Jordan Tessier is a Toronto based artist and personal friend of mine. Jordan is an absolutely amazing artist and also has an equal passion for video games. Jordan has agreed to join the development team and will be assisting with the design portion of the game. Please join me in excitement for him joining our team. Below is some of the artwork that Jordan has created. It is absolutely stunning.
This wouldn’t be a simulation game without some sort of economy with it right? This past week we have been focusing our development on the economy engine of the game. With the style of gameplay we are going with we had to come up with a unique way to do this.
The easy solution you would like would to have a script running and holding all the economy functions but that is proving to be more of a challenge to this game. What we had to do is a hybrid engine that both runs per level and overtop the whole game with them both talking to each other. There were several reason for this decision but the main reason was performance we don’t want a sluggish game.
The game has to not only count money collected by each sprite when they pass a “fare gate” but it also has to calculate the idle parts of the game such as profit per minute to ensure the game can run in the backround. I will admit that I am not 100% happy with the way the game is running this part of the game. But for building and development purposes it’s working. We can fine tune it later.

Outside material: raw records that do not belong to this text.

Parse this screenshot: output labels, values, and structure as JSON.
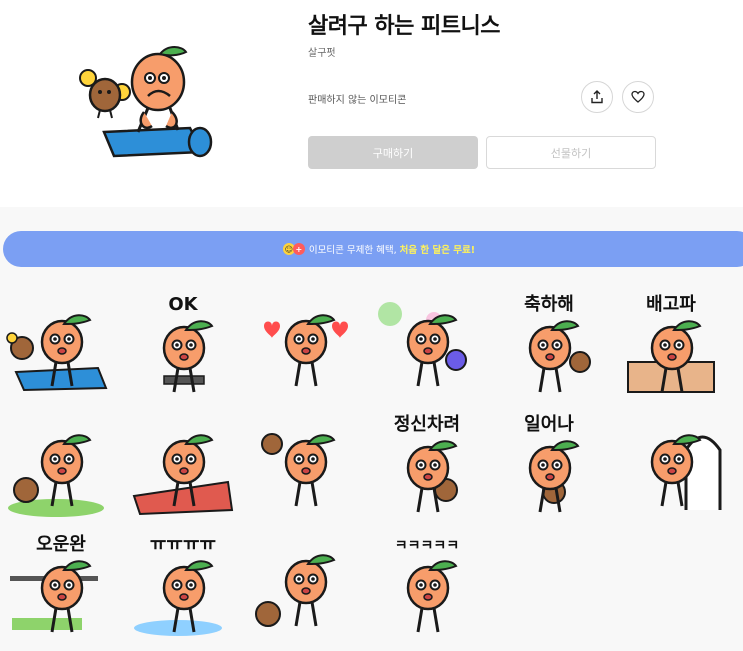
{
  "product": {
    "title": "살려구 하는 피트니스",
    "author": "살구펏",
    "notice": "판매하지 않는 이모티콘",
    "buy_label": "구매하기",
    "gift_label": "선물하기",
    "share_icon": "share-icon",
    "like_icon": "heart-icon"
  },
  "banner": {
    "text": "이모티콘 무제한 혜택,",
    "highlight": "처음 한 달은 무료!"
  },
  "stickers": [
    {
      "caption": ""
    },
    {
      "caption": "OK"
    },
    {
      "caption": ""
    },
    {
      "caption": ""
    },
    {
      "caption": "축하해"
    },
    {
      "caption": "배고파"
    },
    {
      "caption": ""
    },
    {
      "caption": ""
    },
    {
      "caption": ""
    },
    {
      "caption": "정신차려"
    },
    {
      "caption": "일어나"
    },
    {
      "caption": ""
    },
    {
      "caption": "오운완"
    },
    {
      "caption": "ㅠㅠㅠㅠ"
    },
    {
      "caption": ""
    },
    {
      "caption": "ㅋㅋㅋㅋㅋ"
    }
  ],
  "colors": {
    "apricot": "#f79d6b",
    "outline": "#1a1a1a",
    "leaf": "#4caf50",
    "banner": "#7b9ff3",
    "highlight": "#fff35a",
    "buy_disabled": "#cfcfcf"
  }
}
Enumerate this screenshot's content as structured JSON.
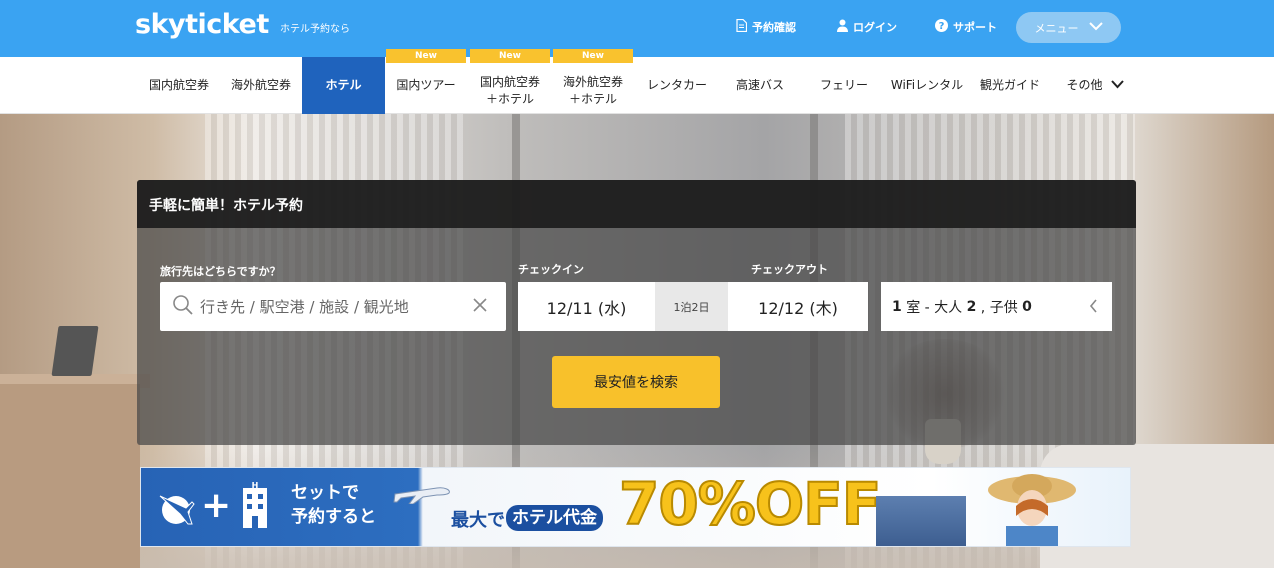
{
  "header": {
    "logo": "skyticket",
    "tagline": "ホテル予約なら",
    "links": {
      "reservation_check": "予約確認",
      "login": "ログイン",
      "support": "サポート"
    },
    "menu_label": "メニュー"
  },
  "nav": {
    "badge": "New",
    "items": {
      "domestic_air": "国内航空券",
      "overseas_air": "海外航空券",
      "hotel": "ホテル",
      "domestic_tour": "国内ツアー",
      "domestic_air_hotel_1": "国内航空券",
      "domestic_air_hotel_2": "＋ホテル",
      "overseas_air_hotel_1": "海外航空券",
      "overseas_air_hotel_2": "＋ホテル",
      "rental_car": "レンタカー",
      "highway_bus": "高速バス",
      "ferry": "フェリー",
      "wifi": "WiFiレンタル",
      "guide": "観光ガイド",
      "other": "その他"
    }
  },
  "search": {
    "title": "手軽に簡単！ホテル予約",
    "destination_label": "旅行先はどちらですか？",
    "destination_placeholder": "行き先 / 駅空港 / 施設 / 観光地",
    "checkin_label": "チェックイン",
    "checkout_label": "チェックアウト",
    "checkin_value": "12/11 (水)",
    "nights": "1泊2日",
    "checkout_value": "12/12 (木)",
    "guests": {
      "rooms": "1",
      "rooms_unit": " 室 - 大人 ",
      "adults": "2",
      "children_label": " , 子供 ",
      "children": "0"
    },
    "button": "最安値を検索"
  },
  "banner": {
    "plus": "+",
    "set_line1": "セットで",
    "set_line2": "予約すると",
    "max": "最大で",
    "hotel_price": "ホテル代金",
    "discount": "70%OFF"
  },
  "colors": {
    "header_bg": "#3aa3f2",
    "nav_active": "#1f63bd",
    "badge": "#f9c22e",
    "search_button": "#f8c12b"
  }
}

The only thing that we need to study is if we want to do a truly idle based game. That being the game runs in real time and when it’s night out for you, it’s night out for the game. The other option is to run the game in its own time based system. This will completely eliminate the need for an idle based system.
I/We are currently exploring both types and will make a decision soon about what type of economy I/We are going to pick. To be transparent I am leaning to the non idle based system as it allows the game to run smoother and provides the user with more depth in the game.
It wouldn’t be a transit game if there wasn’t a time engine running. This was a simple to make engine but it will provide yet another important backbone to the structure of the game. I’ll even admit now that we have this part coded into the game it’s starting to look more like a game someone can play vs just a set animation that runs and runs.
The time engine is simply just figuring out when the trains should run at what user controlled frequency. How long until the next train. What time of day it is? Just to name a few key components of the engine. Yet another foundation piece placed for the game.
This honestly was not a part of the game I was looking forward to making. If you don’t already know. Save states are… complicated. I started to code my own system and quite frankly it just wasn’t working for what we needed for the game.
Thanks to the Unity asset store it made my life WAY easier. Now I just need to call one line of code to save and one line to run and thats is. Now, every-time the game restarts the users info is remembered! Woohoo!
Thanks for reading this weekly devlog for Commuter: The Game. Please follow us on Twitter and Instagram for more behind the scene looks. Also, take a visit down to our discord and join the conversation! I hope to be making some video ones soon. Stay tuned.
And finally, to all my fellow Canadians. Happy Canada Day!